State, as a number alone, how many lines of the entries contain the word "items".

· · ·

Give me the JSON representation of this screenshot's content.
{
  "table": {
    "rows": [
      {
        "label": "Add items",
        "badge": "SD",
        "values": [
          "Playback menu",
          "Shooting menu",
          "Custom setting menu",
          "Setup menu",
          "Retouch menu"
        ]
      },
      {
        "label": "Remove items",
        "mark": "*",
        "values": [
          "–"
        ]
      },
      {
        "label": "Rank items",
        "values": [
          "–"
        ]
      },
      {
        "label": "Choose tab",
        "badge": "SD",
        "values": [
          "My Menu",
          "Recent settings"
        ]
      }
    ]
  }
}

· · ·

> FINAL ANSWER
3